RECORDED INFORMATION ->

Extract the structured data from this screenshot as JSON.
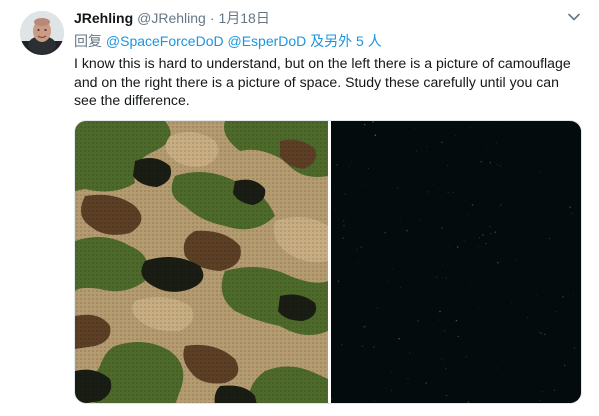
{
  "tweet": {
    "display_name": "JRehling",
    "handle": "@JRehling",
    "separator": "·",
    "date": "1月18日",
    "reply_prefix": "回复",
    "reply_mentions": [
      "@SpaceForceDoD",
      "@EsperDoD"
    ],
    "reply_suffix": "及另外 5 人",
    "text": "I know this is hard to understand, but on the left there is a picture of camouflage and on the right there is a picture of space. Study these carefully until you can see the difference."
  },
  "icons": {
    "avatar": "user-avatar",
    "caret": "chevron-down-icon"
  },
  "colors": {
    "link": "#1b95e0",
    "muted": "#657786",
    "text": "#14171a",
    "camo_khaki": "#b49b70",
    "camo_tan": "#c8ad82",
    "camo_green": "#4e6a2b",
    "camo_brown": "#5d3f26",
    "camo_dark": "#1a1d14",
    "space": "#040b0c"
  }
}
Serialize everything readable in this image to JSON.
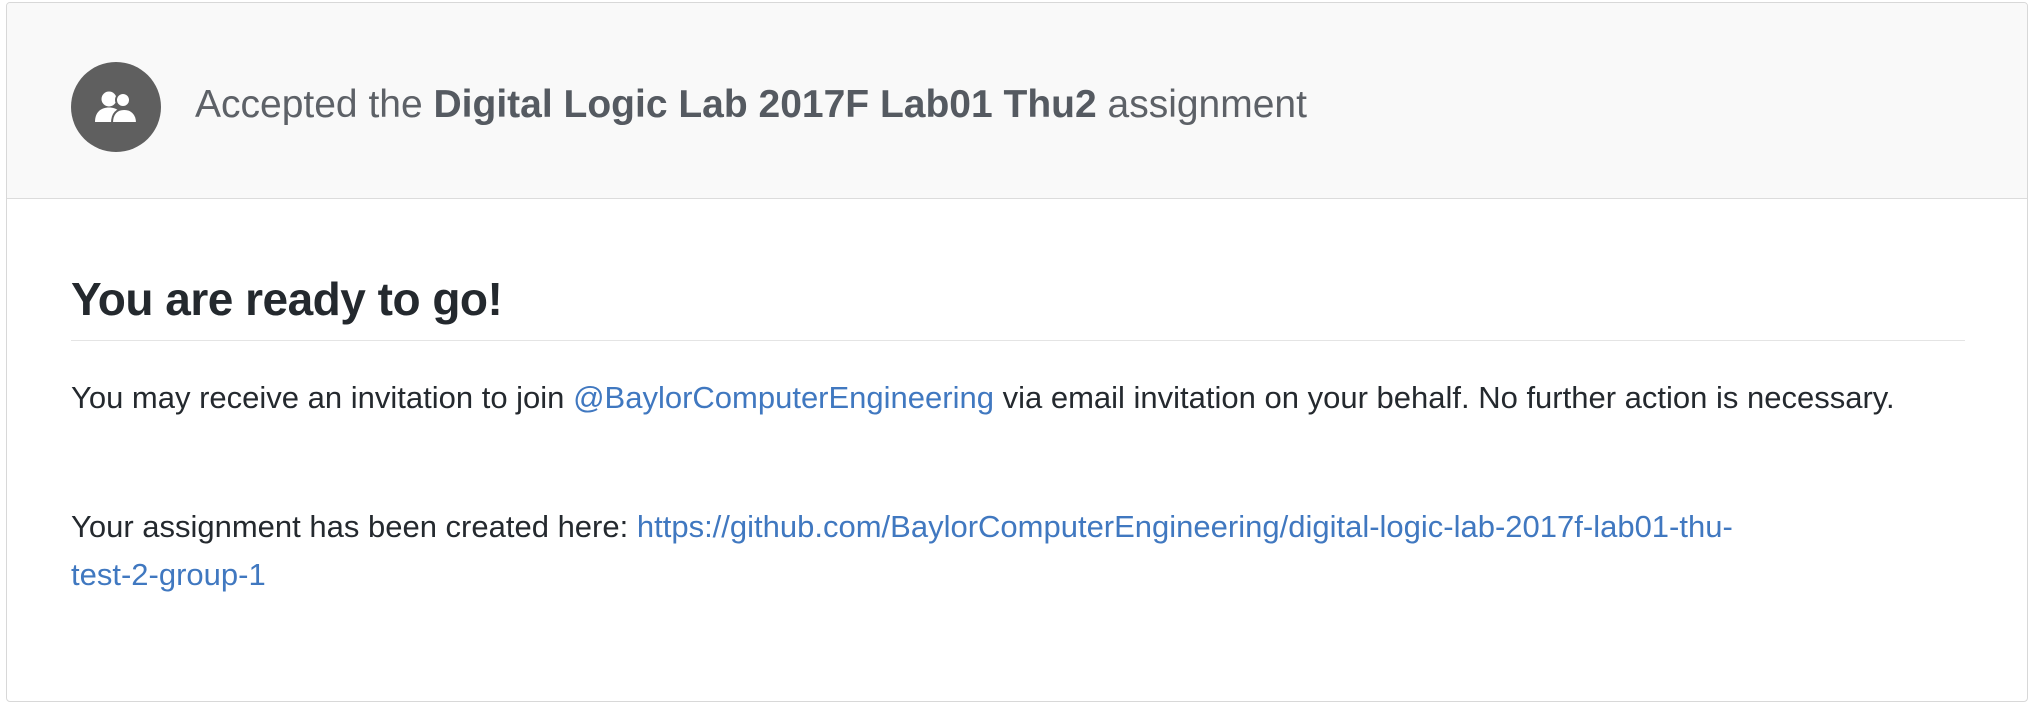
{
  "header": {
    "prefix": "Accepted the",
    "assignment_name": "Digital Logic Lab 2017F Lab01 Thu2",
    "suffix": "assignment",
    "avatar_icon": "group-icon"
  },
  "body": {
    "heading": "You are ready to go!",
    "invitation": {
      "before": "You may receive an invitation to join",
      "org_link": "@BaylorComputerEngineering",
      "after": "via email invitation on your behalf. No further action is necessary."
    },
    "created": {
      "before": "Your assignment has been created here:",
      "url_line1": "https://github.com/BaylorComputerEngineering/digital-logic-lab-2017f-lab01-thu-",
      "url_line2": "test-2-group-1"
    }
  },
  "colors": {
    "link": "#4078c0",
    "header_bg": "#f9f9f9",
    "avatar_bg": "#5f5f5f"
  }
}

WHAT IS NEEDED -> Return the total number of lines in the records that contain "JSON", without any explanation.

SOLUTION -> 2